» **TASK GOAL**
Return all lines below containing the word "that".

########################################

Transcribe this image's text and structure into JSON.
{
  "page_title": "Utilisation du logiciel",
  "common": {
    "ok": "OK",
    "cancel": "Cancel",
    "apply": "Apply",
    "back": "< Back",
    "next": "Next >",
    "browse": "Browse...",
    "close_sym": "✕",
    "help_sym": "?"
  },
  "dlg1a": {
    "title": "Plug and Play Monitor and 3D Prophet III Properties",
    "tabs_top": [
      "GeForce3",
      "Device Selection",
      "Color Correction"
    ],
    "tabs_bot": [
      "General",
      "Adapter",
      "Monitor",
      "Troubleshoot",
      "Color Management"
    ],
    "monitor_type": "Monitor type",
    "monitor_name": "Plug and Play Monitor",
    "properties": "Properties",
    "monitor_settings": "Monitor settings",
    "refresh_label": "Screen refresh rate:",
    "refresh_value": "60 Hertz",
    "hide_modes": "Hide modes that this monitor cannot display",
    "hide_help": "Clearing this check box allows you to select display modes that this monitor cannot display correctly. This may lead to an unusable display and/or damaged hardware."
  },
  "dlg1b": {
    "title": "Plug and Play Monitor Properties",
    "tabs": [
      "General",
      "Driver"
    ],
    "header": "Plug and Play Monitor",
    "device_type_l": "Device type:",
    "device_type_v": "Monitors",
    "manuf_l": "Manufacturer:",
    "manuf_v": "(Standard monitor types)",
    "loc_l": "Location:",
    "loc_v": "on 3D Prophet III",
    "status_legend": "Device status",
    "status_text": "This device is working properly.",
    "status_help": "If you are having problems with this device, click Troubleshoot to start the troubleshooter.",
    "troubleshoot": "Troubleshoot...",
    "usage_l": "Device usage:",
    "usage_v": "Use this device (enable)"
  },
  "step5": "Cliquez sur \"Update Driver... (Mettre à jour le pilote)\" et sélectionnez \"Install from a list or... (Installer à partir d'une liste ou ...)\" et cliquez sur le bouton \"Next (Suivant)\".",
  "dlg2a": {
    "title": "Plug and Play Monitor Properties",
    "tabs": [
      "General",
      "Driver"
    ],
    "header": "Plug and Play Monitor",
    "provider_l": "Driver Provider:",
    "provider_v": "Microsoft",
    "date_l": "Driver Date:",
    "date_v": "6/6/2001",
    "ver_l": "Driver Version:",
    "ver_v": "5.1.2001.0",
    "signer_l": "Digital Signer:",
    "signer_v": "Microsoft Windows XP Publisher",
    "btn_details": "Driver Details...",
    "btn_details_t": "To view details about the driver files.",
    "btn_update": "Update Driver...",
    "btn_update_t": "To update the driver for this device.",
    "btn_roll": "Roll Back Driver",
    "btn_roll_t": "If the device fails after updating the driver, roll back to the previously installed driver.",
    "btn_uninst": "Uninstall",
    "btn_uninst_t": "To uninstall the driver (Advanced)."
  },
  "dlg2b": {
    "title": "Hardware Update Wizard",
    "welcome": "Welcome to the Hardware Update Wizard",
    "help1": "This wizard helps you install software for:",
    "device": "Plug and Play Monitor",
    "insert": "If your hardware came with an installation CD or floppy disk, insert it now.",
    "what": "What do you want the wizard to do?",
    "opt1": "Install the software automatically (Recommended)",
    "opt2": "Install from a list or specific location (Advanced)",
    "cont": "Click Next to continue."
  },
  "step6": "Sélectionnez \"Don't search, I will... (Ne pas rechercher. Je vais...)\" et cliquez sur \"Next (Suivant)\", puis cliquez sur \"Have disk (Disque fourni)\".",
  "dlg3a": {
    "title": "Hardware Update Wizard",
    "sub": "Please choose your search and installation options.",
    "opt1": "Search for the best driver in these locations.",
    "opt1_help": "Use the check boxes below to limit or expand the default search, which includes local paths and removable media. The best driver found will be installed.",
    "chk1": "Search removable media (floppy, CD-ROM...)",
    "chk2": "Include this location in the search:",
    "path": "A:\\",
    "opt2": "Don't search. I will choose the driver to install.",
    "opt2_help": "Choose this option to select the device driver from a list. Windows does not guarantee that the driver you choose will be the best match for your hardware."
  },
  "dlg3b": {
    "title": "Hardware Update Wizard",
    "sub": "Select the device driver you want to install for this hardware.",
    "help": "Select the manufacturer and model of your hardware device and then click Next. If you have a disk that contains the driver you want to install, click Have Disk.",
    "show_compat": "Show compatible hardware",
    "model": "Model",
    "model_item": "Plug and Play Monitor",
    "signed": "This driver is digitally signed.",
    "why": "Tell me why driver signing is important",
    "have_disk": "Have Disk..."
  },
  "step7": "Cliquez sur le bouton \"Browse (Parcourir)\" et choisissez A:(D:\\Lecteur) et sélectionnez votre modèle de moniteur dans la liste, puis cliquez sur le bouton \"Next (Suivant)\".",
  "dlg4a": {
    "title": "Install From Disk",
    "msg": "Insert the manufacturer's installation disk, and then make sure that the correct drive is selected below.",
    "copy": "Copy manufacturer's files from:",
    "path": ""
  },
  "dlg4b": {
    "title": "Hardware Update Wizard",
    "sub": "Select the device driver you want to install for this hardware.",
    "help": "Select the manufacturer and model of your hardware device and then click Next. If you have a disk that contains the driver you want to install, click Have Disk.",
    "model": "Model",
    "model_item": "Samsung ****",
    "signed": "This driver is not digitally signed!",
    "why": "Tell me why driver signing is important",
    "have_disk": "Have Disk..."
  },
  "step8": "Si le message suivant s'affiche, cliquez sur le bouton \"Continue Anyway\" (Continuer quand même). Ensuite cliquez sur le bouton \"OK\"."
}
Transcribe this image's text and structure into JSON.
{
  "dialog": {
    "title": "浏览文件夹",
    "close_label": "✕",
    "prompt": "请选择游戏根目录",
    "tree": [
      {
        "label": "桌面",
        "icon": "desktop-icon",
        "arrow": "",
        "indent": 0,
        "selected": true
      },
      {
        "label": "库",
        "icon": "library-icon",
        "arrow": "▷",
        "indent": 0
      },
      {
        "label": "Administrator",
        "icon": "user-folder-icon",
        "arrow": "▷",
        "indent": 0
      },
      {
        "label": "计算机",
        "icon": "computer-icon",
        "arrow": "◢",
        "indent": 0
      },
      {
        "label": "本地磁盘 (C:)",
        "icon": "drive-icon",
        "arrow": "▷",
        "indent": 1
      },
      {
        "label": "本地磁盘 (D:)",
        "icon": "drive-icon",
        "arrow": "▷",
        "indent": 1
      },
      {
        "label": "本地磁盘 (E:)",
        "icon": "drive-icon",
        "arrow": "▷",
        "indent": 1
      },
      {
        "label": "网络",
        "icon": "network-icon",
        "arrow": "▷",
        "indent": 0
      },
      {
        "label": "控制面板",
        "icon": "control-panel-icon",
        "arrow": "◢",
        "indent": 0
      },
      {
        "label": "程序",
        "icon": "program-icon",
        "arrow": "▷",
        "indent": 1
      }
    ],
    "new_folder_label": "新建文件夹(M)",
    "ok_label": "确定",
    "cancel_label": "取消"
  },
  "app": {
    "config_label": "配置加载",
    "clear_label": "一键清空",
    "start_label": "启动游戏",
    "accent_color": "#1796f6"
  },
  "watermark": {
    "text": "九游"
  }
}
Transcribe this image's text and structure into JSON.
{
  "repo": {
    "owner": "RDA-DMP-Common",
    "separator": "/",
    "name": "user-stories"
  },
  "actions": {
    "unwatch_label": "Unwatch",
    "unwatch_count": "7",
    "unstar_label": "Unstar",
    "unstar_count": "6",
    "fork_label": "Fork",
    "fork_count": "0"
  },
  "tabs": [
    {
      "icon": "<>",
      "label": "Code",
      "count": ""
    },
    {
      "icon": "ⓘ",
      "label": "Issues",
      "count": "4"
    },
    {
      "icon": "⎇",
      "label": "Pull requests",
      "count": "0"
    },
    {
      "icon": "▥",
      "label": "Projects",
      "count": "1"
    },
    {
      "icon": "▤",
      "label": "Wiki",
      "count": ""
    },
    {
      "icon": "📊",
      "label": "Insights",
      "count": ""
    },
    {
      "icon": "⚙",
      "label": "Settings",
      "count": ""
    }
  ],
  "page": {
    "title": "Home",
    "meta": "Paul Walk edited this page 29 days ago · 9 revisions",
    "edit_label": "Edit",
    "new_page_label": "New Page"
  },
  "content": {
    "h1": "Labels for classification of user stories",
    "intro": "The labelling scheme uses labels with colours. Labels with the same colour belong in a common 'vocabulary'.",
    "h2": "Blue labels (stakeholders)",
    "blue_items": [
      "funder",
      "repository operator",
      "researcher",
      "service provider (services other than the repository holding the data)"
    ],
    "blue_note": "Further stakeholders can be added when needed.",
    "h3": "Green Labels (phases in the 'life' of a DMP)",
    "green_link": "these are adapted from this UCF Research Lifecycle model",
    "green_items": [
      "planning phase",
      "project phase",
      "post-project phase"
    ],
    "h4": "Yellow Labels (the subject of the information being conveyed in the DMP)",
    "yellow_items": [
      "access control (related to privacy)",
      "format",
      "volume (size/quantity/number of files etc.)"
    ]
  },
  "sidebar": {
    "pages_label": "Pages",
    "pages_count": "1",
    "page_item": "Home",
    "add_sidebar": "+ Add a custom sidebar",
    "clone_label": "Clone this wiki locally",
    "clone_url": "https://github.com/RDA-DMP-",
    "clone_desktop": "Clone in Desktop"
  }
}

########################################

» **COMPLETED TASK**
    "hide_modes": "Hide modes that this monitor cannot display",
    "hide_help": "Clearing this check box allows you to select display modes that this monitor cannot display correctly. This may lead to an unusable display and/or damaged hardware."
    "opt2_help": "Choose this option to select the device driver from a list. Windows does not guarantee that the driver you choose will be the best match for your hardware."
    "help": "Select the manufacturer and model of your hardware device and then click Next. If you have a disk that contains the driver you want to install, click Have Disk.",
    "msg": "Insert the manufacturer's installation disk, and then make sure that the correct drive is selected below.",
    "help": "Select the manufacturer and model of your hardware device and then click Next. If you have a disk that contains the driver you want to install, click Have Disk.",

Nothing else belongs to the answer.